§ EXERCISE OBJECTIVE:
The answer must be every line of the records below that holds the word "JSON".

(RECORDS SUPPLIED Opens)

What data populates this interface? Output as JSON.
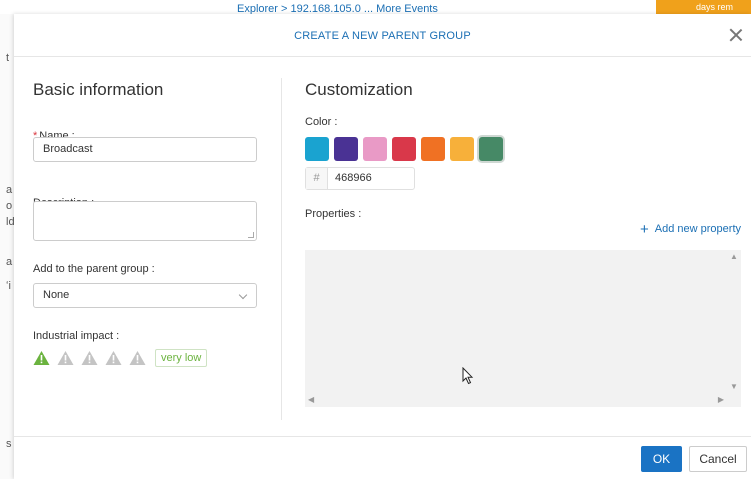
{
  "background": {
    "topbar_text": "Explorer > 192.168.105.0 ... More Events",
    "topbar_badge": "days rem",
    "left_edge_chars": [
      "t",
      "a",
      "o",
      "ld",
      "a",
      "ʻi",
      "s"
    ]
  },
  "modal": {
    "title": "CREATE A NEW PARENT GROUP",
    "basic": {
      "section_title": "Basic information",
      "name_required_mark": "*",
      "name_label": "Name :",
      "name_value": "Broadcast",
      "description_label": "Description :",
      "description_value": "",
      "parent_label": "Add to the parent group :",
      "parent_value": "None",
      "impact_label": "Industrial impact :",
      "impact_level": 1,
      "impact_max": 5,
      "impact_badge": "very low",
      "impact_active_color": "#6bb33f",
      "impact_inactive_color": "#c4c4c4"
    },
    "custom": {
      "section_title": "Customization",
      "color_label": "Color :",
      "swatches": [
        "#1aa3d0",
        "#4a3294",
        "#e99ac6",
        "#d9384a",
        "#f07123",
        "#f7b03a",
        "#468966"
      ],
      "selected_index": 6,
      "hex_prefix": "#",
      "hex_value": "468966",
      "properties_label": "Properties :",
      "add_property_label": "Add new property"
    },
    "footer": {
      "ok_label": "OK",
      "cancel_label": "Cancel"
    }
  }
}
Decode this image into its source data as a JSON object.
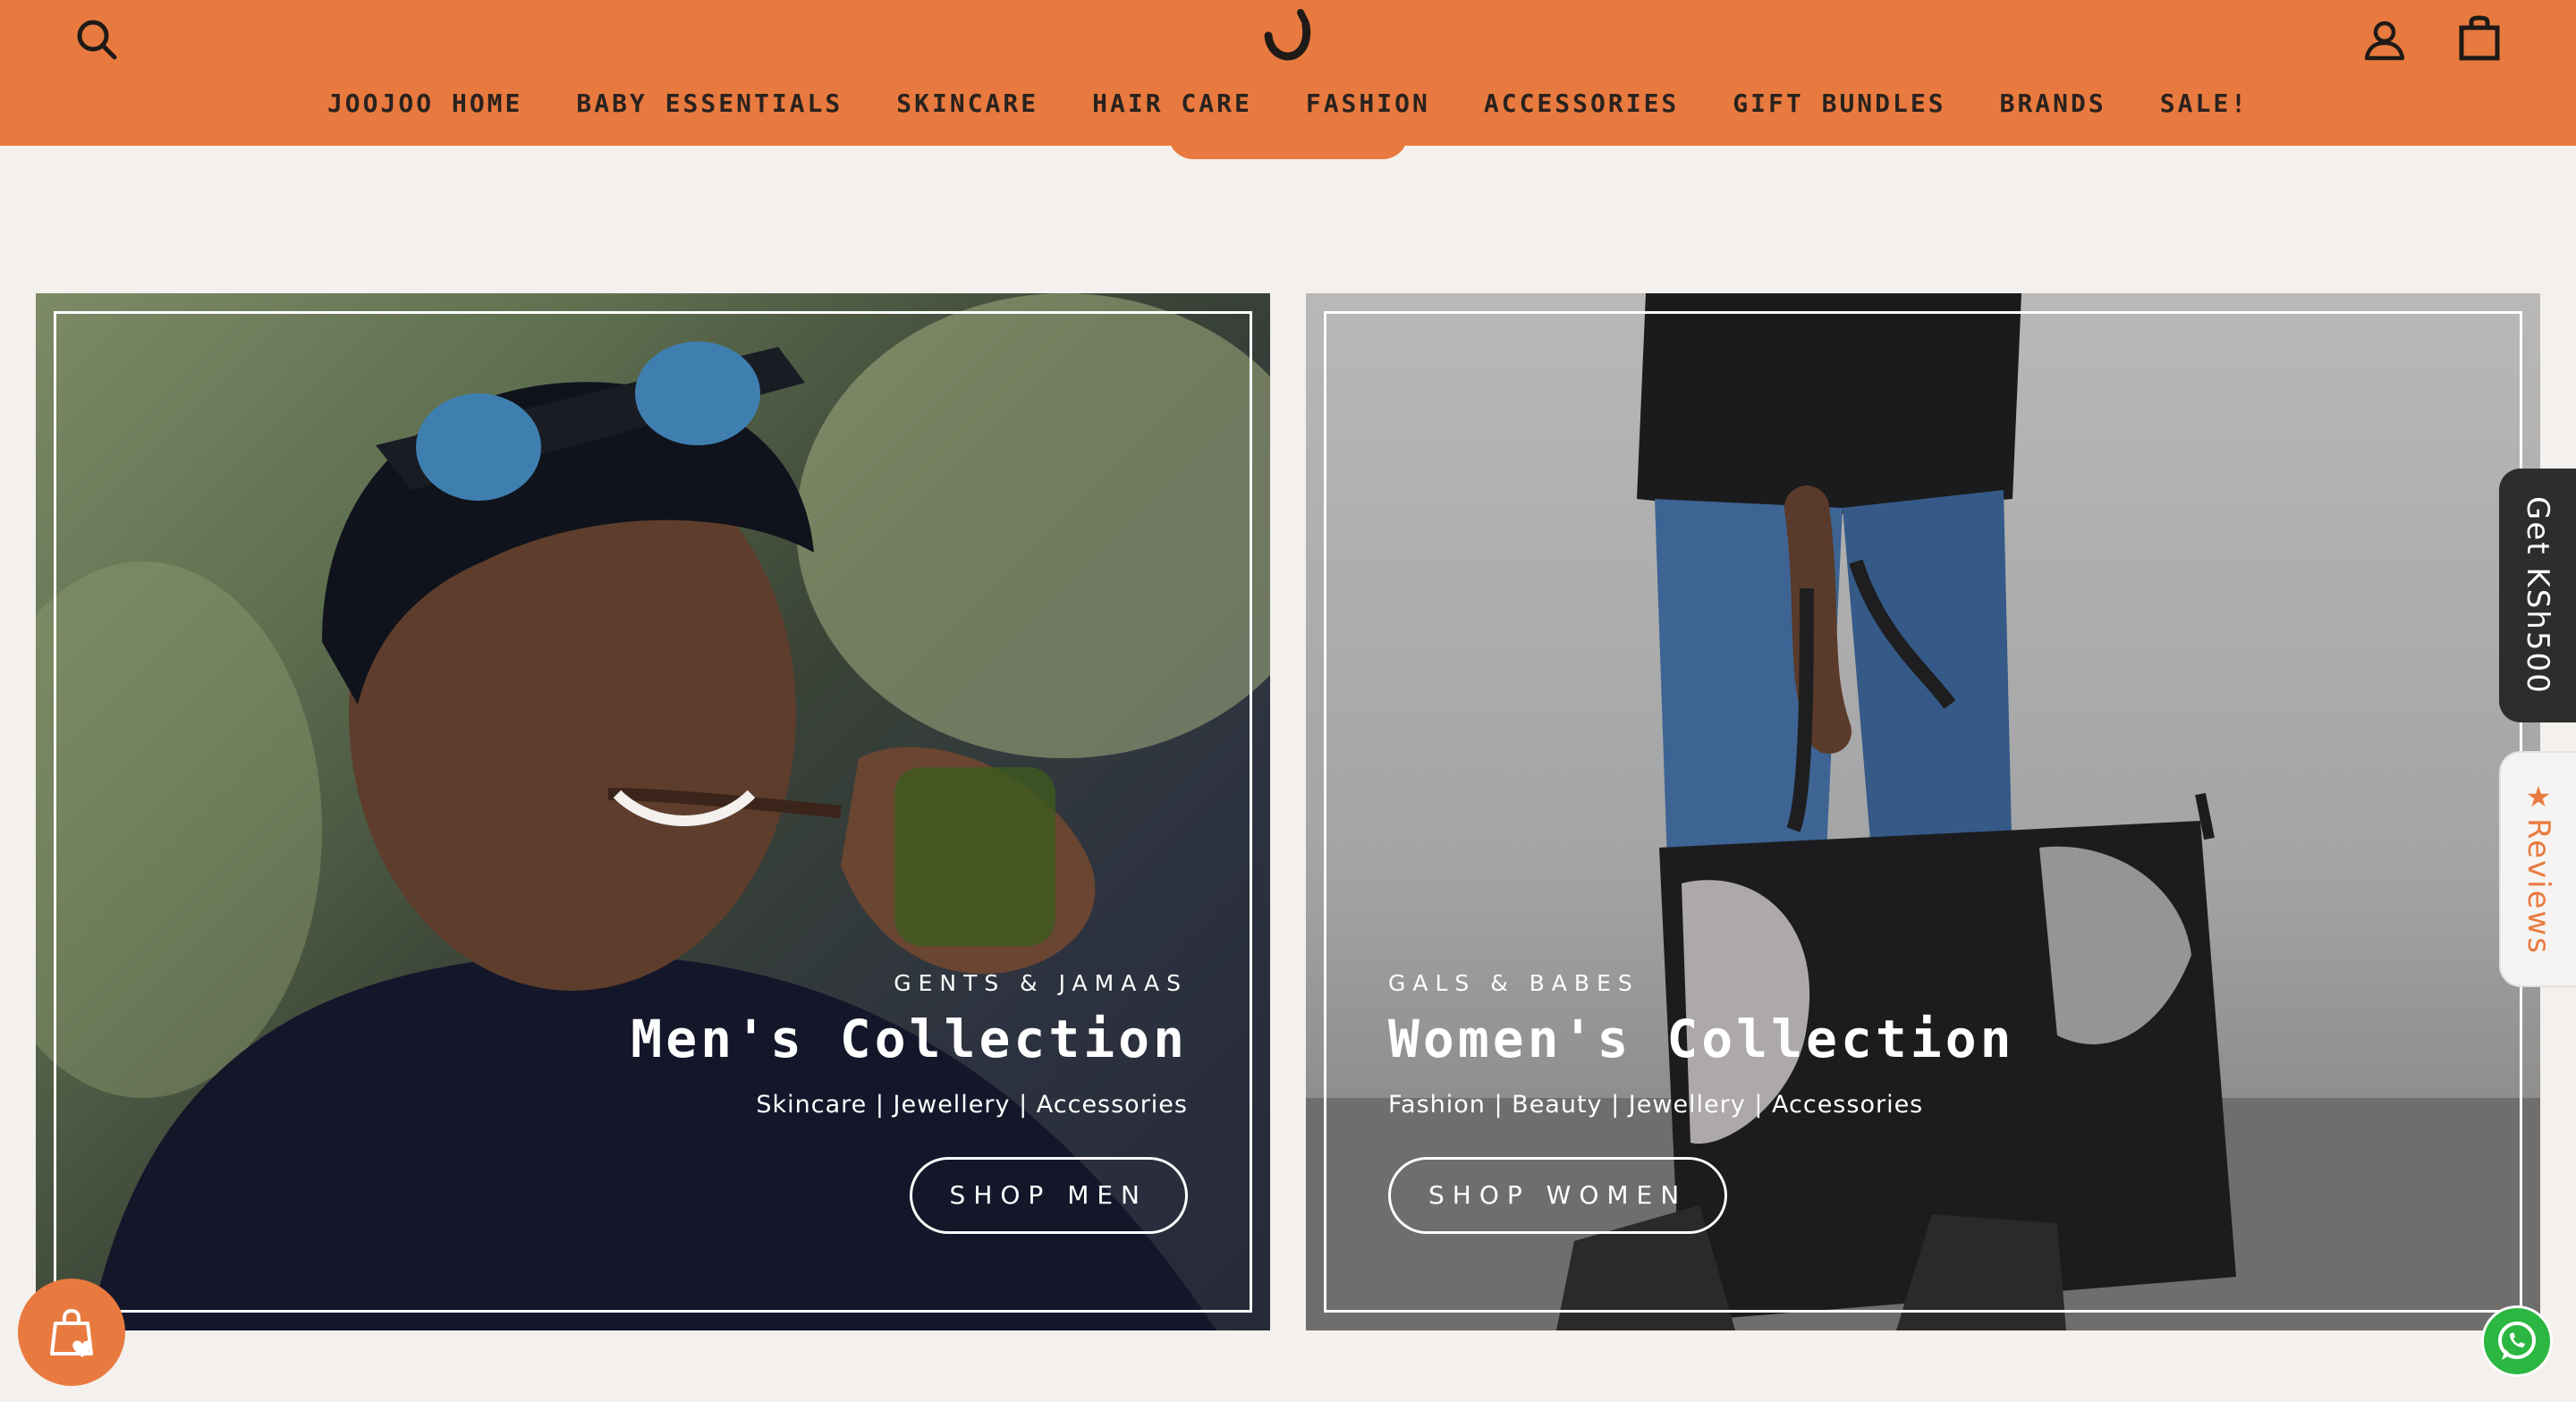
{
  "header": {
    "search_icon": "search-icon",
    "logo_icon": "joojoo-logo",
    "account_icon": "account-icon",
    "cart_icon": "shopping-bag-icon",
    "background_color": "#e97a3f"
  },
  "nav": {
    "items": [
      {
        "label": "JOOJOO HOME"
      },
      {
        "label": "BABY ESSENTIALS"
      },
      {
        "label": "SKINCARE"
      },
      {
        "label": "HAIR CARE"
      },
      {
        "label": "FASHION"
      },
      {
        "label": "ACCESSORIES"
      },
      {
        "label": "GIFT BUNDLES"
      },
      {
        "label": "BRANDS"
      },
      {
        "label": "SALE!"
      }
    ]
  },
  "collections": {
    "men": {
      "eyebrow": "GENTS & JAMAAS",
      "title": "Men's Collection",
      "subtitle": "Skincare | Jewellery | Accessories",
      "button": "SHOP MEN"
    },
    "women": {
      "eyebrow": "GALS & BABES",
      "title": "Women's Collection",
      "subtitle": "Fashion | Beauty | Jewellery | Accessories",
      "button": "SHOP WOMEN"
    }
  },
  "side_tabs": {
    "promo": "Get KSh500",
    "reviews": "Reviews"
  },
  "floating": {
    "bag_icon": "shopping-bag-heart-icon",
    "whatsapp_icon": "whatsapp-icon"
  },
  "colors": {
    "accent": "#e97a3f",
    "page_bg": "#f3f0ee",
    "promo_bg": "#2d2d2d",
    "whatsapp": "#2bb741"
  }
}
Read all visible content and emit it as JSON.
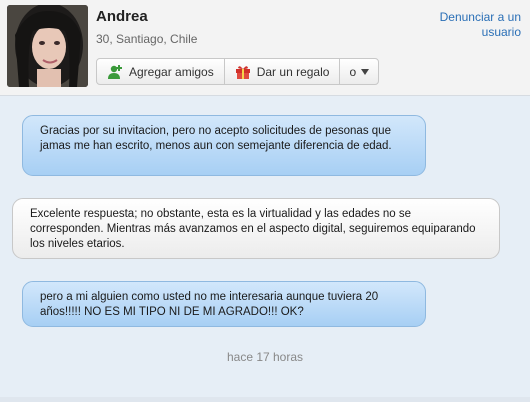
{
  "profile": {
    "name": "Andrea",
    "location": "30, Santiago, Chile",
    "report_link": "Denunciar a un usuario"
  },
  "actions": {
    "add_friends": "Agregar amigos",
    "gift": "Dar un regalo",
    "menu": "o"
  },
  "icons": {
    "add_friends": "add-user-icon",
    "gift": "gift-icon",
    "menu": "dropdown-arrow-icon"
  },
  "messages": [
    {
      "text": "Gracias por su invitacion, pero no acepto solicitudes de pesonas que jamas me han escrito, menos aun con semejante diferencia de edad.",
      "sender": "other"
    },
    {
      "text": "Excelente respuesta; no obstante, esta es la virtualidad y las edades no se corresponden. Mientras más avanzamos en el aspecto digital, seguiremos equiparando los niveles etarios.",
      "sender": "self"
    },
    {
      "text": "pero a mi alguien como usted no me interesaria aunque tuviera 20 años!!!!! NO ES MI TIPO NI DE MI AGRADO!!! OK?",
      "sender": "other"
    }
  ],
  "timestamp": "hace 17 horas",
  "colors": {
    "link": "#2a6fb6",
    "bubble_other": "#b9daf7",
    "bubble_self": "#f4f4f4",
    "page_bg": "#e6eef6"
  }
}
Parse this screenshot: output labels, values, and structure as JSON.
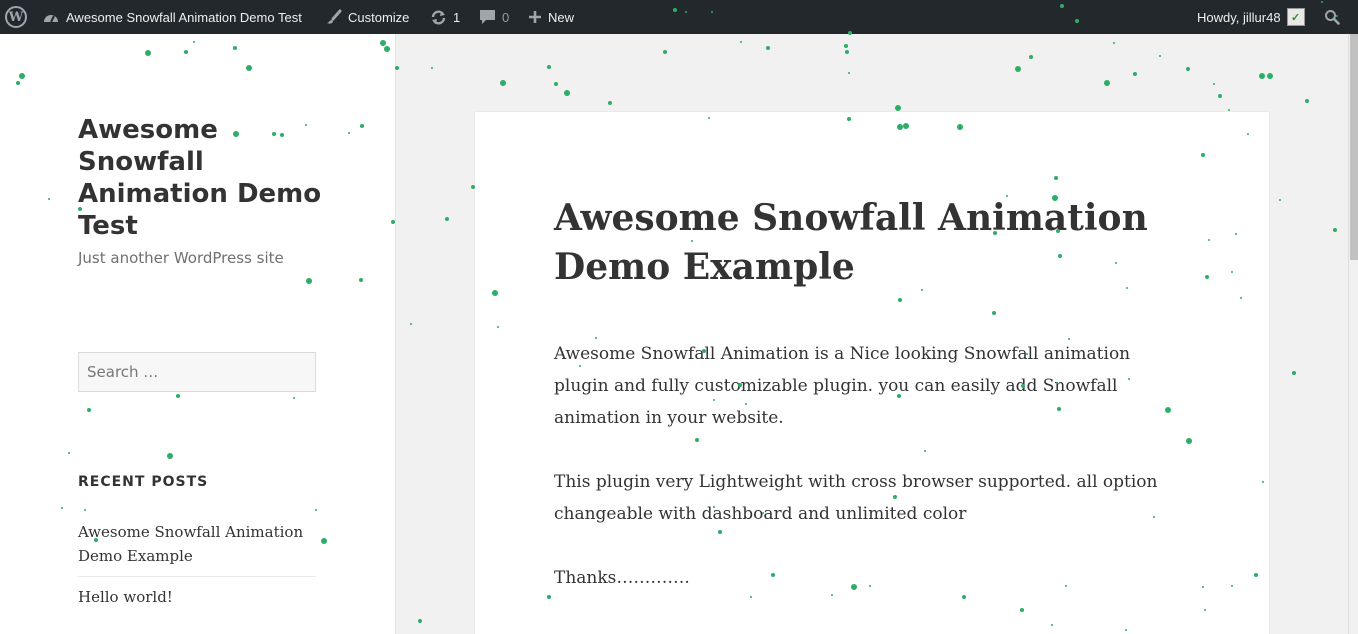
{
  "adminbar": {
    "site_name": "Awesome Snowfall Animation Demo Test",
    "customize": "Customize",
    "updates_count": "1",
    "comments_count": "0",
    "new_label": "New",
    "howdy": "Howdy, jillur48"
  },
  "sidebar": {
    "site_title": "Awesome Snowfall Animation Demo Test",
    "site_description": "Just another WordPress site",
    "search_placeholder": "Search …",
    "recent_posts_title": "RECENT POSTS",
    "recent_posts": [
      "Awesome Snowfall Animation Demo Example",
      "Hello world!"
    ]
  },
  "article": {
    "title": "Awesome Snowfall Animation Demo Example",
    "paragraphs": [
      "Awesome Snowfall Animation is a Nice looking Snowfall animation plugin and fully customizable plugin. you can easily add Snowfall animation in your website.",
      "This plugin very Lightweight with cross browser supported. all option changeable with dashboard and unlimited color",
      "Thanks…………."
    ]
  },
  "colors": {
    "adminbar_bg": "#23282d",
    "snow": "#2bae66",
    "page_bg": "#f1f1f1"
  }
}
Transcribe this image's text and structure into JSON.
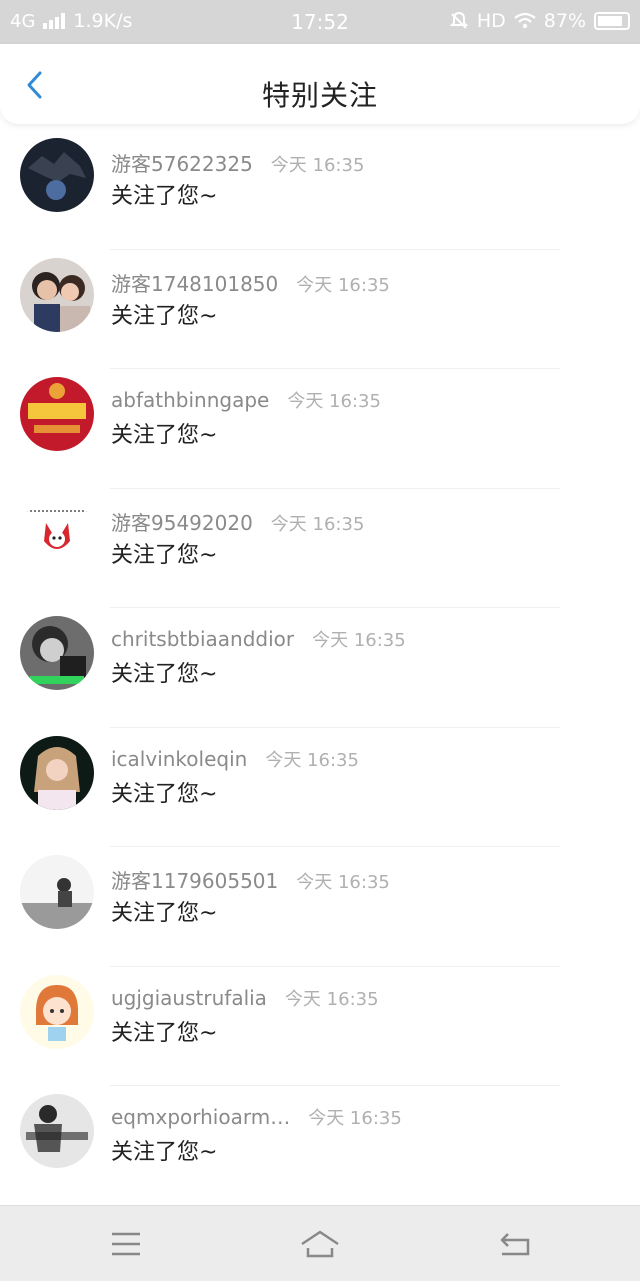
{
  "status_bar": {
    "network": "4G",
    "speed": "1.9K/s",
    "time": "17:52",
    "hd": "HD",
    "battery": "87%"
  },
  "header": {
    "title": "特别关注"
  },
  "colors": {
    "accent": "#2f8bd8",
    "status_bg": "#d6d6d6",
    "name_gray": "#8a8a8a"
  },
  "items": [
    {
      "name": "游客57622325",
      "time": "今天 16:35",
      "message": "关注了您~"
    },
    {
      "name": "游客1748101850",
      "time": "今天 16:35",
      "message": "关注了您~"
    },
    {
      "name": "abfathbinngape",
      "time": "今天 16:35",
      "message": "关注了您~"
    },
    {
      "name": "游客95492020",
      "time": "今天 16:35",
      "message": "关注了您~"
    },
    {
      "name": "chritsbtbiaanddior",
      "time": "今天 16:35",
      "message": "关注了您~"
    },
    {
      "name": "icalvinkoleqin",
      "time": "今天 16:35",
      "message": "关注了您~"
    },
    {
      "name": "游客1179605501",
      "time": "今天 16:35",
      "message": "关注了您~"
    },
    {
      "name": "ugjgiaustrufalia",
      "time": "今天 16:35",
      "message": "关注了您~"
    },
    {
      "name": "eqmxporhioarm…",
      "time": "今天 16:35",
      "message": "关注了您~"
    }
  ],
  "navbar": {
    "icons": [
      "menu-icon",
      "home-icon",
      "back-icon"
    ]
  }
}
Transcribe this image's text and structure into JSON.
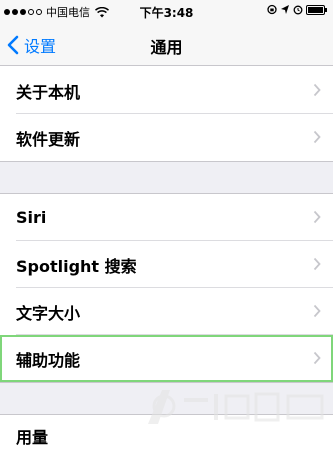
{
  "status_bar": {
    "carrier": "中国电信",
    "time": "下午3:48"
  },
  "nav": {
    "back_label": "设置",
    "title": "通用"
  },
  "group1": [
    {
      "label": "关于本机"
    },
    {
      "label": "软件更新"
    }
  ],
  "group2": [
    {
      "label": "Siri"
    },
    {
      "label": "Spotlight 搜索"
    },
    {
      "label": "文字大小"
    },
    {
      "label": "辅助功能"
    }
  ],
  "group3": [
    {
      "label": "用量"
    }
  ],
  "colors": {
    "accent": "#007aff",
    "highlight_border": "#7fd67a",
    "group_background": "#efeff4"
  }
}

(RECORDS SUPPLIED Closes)

§ TASK OUTPUT:
What data populates this interface? Output as JSON.
Decode this image into its source data as a JSON object.
Read all visible content and emit it as JSON.
Parse this screenshot: output labels, values, and structure as JSON.
Transcribe this image's text and structure into JSON.
Transcribe this image's text and structure into JSON.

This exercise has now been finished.